Seán said...

This certainly recalls the Holy Eucharist to me. Think of the impact of the phrase below, and the fact (for Protestants) that it is biblical. Nice launch into a counter question, "Do you eat the flesh and drink the blood of Jesus?"

"He that eats my flesh, and drinks my blood, abides in me, and I in him" (Jn 6:57).

Jeffrey Pinyan said...

"All practicing Catholics have a relationship with Jesus (what do you think happens when we receive Holy Communion anyway?)"

I think the point Protestants are trying to make is that it is easy to go through the motions without being personally invested in the action (and in their faith).

For an example, consider the marital act (which I am equating to receiving Holy Communion on the grounds of its intimacy and sacred nature and purpose).

It is possible for a husband and wife to perform the marital act out of a sense of "duty" but without genuine love. It is possible for a husband and wife who don't really care for one another to do it. It is possible for a husband and wife who don't listen to each other to do it.

That's not how Catholics are supposed to receive Holy Communion, but it's completely possible for us to do so.

Consider the examples of Jesus dining with people in the Gospels... those people knew Who they were eating with!

BONIFACE said...

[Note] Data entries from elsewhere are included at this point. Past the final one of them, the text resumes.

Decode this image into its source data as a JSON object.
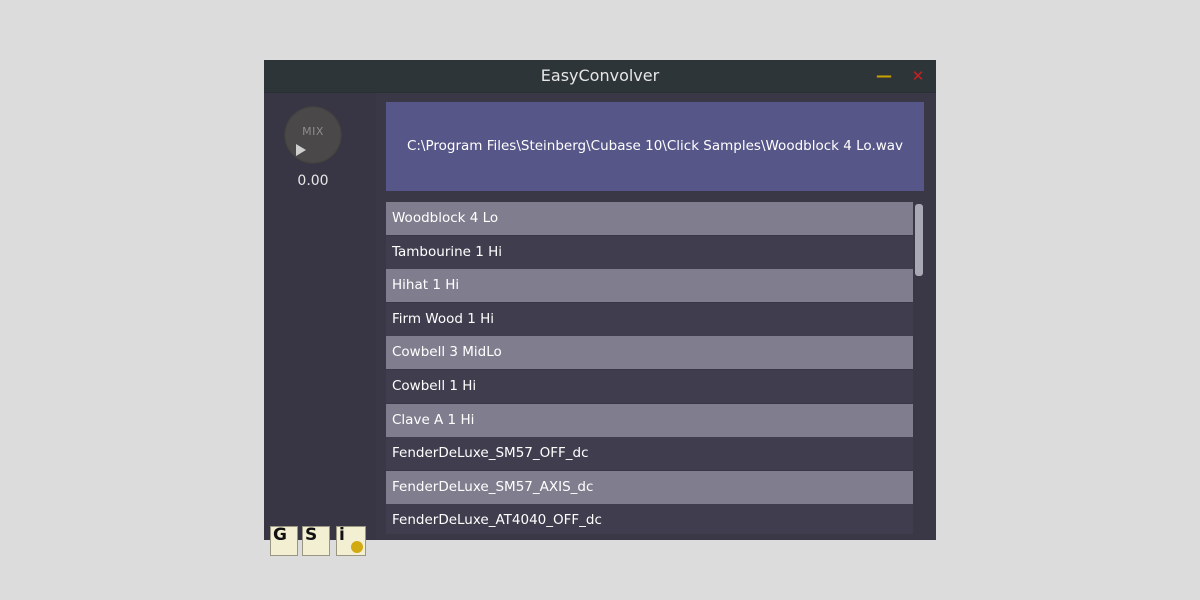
{
  "window": {
    "title": "EasyConvolver",
    "minimize_glyph": "—",
    "close_glyph": "✕"
  },
  "mix_knob": {
    "label": "MIX",
    "value": "0.00"
  },
  "icon_buttons": {
    "g_label": "G",
    "s_label": "S",
    "i_label": "i"
  },
  "file_path": "C:\\Program Files\\Steinberg\\Cubase 10\\Click Samples\\Woodblock 4 Lo.wav",
  "samples": [
    "Woodblock 4 Lo",
    "Tambourine 1 Hi",
    "Hihat 1 Hi",
    "Firm Wood 1 Hi",
    "Cowbell 3 MidLo",
    "Cowbell 1 Hi",
    "Clave A 1 Hi",
    "FenderDeLuxe_SM57_OFF_dc",
    "FenderDeLuxe_SM57_AXIS_dc",
    "FenderDeLuxe_AT4040_OFF_dc"
  ],
  "colors": {
    "path_panel": "#575689",
    "row_light": "#807e8e",
    "row_dark": "#403d4e",
    "minimize": "#c8a000",
    "close": "#c82020",
    "info_dot": "#d1a910"
  }
}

This is a fair point, Jeff. I think what I was getting at is that Protestants sometimes seem to think that Catholics do not believe in having a personal relationship with Jesus just because we don't use the same language and don't see our relationships in the same way. Of course, it is always possible to just "go through the motions."

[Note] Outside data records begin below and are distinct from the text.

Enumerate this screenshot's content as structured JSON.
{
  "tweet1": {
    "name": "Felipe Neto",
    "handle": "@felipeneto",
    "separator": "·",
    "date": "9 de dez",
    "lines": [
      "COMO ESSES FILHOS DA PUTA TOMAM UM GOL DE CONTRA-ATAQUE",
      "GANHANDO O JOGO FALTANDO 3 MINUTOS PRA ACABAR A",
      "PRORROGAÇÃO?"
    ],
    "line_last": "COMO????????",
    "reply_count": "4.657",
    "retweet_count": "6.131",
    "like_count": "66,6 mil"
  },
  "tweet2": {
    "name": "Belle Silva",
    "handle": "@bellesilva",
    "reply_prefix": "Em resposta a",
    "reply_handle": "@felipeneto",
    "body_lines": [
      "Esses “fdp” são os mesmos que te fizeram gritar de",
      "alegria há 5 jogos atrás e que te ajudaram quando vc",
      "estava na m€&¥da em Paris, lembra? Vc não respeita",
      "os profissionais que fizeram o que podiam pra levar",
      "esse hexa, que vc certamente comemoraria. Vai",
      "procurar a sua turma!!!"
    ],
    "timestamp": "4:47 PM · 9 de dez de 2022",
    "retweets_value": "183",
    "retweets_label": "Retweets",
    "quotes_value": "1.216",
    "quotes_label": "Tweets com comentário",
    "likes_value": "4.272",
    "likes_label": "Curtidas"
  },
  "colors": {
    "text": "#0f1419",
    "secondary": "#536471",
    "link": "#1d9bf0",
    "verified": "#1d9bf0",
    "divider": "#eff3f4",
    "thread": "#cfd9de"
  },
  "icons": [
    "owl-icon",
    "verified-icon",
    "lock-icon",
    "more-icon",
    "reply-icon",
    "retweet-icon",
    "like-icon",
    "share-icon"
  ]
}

Julia said...

My problem with this phrasing is that it morphs into a "Jesus is my Homeboy" attitude. Otherwise, I do have a personal relationship with God.

Even the Pope says that our religion is an encounter with Christ.

A. H. Pharr said...

I am a Protestant (and happily so), and yet I agree wholeheartedly with you on this poor critique we often times present against Catholicism. I believe our differences should center around the Gospel. Anyhow, every person living has a personal relationship with God, the question that ought to be asked is, "What is the nature of that relationship; is it defined by grace or wrath?" Thanks for this post.